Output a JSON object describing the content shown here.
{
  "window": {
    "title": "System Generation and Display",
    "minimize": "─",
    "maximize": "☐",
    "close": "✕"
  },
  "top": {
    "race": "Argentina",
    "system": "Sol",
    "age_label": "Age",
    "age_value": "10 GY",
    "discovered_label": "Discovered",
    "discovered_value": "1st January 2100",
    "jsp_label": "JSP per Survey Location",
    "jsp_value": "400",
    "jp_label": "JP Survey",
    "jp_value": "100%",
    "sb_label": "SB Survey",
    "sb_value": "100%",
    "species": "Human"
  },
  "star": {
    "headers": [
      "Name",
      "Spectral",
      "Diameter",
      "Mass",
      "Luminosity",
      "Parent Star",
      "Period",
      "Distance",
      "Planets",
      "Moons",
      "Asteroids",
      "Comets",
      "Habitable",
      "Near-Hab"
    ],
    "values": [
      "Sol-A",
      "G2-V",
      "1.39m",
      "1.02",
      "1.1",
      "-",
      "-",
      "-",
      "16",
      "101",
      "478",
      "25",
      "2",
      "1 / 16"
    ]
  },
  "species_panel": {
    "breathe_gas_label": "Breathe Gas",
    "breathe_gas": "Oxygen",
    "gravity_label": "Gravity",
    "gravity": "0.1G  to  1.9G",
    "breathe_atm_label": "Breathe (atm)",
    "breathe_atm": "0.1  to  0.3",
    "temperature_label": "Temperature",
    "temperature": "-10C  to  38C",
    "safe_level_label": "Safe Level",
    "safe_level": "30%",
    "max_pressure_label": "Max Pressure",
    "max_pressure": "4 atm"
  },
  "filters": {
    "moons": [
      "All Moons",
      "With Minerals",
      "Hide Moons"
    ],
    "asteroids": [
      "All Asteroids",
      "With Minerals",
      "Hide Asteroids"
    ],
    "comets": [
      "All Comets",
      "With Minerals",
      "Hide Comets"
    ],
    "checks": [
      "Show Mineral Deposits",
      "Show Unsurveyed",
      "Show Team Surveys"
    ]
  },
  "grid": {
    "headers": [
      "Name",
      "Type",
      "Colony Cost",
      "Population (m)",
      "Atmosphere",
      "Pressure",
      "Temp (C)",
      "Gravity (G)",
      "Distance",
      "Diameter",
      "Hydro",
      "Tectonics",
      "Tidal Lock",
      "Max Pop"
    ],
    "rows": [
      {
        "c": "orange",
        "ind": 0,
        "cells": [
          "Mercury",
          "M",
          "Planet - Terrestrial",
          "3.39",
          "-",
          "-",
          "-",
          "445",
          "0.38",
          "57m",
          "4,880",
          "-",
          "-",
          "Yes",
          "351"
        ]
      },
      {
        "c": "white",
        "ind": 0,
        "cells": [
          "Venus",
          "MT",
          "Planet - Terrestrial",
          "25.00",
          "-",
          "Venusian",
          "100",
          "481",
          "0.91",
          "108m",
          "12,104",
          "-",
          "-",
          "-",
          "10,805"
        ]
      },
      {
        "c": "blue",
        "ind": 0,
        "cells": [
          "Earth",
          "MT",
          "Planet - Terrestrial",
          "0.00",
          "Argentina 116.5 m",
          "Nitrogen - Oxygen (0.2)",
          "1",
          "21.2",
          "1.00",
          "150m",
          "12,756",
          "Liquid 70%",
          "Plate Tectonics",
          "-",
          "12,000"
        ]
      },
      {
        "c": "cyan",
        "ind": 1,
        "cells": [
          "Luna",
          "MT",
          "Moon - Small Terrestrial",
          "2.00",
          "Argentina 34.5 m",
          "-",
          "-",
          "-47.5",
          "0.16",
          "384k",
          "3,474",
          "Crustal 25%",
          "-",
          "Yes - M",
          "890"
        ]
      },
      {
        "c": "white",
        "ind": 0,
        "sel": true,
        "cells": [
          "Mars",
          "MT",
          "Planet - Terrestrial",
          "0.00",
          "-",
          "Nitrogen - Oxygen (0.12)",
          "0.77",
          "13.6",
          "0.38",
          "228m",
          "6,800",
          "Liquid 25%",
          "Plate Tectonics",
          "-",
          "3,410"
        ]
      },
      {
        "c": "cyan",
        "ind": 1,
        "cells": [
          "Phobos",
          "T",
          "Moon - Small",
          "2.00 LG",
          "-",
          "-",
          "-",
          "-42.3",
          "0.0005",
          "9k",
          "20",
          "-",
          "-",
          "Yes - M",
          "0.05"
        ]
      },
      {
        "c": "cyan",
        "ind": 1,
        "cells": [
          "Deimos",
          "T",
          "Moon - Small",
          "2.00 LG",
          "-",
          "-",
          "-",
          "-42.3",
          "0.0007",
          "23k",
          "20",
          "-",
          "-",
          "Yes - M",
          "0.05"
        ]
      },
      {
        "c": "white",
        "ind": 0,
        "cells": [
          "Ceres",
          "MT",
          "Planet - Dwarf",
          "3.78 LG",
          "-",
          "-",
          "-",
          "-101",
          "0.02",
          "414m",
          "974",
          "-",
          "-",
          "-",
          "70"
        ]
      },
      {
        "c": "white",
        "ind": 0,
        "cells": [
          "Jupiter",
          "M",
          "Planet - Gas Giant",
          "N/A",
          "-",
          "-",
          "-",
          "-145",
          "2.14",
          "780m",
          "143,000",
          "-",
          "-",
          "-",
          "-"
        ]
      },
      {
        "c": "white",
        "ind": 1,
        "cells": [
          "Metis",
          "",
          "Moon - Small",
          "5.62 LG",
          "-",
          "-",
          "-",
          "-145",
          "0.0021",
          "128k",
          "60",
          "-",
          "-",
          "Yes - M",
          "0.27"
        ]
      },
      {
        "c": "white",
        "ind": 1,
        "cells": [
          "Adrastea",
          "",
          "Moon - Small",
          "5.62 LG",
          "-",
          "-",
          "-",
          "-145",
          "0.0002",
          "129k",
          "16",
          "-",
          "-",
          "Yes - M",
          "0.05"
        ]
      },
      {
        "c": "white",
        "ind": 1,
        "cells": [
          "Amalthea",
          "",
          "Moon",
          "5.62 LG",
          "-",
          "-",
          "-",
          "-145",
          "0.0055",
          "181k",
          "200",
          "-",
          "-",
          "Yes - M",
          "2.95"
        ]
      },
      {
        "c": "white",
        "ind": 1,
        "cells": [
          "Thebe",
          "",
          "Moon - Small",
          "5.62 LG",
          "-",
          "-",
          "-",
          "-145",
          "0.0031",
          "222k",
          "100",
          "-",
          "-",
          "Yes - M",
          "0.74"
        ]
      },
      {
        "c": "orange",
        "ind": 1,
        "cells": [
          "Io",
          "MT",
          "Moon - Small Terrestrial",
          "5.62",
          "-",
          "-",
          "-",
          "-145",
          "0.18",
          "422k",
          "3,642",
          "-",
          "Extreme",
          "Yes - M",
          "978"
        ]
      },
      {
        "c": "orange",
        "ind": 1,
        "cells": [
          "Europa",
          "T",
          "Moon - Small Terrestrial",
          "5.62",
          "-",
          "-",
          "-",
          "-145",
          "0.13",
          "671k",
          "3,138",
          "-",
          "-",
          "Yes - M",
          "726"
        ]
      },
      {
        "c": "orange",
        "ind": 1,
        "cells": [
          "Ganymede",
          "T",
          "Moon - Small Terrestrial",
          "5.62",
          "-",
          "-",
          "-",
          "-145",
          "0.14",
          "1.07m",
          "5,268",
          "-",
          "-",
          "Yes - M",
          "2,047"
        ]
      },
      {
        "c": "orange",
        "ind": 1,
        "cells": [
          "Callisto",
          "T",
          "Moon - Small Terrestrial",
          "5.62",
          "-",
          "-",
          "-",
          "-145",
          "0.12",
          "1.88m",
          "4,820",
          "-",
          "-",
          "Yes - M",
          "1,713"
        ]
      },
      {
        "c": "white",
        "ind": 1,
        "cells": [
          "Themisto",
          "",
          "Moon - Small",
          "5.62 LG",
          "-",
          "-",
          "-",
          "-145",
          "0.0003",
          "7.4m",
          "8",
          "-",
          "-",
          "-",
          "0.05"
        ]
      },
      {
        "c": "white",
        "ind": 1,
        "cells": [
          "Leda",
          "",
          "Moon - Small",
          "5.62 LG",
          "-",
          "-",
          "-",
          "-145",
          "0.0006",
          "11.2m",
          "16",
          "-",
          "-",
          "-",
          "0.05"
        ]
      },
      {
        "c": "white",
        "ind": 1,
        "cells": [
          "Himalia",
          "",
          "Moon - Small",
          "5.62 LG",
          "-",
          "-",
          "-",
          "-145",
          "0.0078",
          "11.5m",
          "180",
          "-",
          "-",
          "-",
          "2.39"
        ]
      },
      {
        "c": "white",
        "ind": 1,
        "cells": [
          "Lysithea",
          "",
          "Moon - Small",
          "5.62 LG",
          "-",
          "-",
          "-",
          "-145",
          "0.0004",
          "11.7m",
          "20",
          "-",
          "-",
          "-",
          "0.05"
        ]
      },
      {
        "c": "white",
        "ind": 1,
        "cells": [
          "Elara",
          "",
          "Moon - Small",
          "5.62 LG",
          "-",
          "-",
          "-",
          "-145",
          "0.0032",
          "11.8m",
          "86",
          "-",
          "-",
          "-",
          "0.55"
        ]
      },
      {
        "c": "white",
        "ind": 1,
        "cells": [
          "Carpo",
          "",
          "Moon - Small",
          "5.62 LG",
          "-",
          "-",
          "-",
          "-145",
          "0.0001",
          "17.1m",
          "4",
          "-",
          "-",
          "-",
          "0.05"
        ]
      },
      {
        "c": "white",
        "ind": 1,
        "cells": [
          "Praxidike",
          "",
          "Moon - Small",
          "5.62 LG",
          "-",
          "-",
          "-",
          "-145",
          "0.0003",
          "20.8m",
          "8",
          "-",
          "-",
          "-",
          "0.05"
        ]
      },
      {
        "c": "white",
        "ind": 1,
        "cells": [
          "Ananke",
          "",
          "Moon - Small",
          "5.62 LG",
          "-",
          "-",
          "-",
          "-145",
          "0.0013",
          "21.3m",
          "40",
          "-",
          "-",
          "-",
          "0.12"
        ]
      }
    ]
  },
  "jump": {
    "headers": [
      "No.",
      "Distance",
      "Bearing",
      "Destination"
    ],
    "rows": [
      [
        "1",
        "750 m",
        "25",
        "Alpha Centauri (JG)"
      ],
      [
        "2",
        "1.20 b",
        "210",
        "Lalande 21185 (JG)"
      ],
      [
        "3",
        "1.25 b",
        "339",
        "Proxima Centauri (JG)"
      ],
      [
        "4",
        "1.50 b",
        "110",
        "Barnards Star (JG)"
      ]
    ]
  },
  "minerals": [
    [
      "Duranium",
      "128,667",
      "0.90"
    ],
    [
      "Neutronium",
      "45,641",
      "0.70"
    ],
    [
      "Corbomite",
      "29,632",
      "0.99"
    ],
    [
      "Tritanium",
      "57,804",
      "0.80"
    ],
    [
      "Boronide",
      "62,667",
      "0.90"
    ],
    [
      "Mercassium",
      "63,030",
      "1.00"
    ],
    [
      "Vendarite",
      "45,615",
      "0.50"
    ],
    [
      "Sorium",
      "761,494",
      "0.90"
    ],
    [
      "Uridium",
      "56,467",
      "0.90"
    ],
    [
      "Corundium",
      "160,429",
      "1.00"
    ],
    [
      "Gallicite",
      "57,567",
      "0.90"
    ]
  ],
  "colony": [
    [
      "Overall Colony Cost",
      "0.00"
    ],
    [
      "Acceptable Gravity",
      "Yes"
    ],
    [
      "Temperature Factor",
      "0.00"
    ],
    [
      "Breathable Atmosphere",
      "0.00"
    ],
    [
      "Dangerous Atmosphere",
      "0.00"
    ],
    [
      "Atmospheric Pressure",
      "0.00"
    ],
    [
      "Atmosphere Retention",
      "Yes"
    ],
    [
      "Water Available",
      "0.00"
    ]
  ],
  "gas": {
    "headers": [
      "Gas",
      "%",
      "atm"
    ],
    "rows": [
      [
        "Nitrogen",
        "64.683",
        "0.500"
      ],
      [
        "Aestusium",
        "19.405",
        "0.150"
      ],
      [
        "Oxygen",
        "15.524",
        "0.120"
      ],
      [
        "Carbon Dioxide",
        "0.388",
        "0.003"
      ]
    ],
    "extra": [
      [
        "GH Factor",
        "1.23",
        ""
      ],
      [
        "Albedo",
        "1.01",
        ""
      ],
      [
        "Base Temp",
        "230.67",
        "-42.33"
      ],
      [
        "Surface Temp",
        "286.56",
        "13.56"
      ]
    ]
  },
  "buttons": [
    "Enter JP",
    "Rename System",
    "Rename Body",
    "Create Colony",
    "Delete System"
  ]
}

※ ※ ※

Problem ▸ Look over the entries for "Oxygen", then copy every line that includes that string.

Response area ▸
    "breathe_gas": "Oxygen",
          "Nitrogen - Oxygen (0.2)",
          "Nitrogen - Oxygen (0.12)",
        "Oxygen",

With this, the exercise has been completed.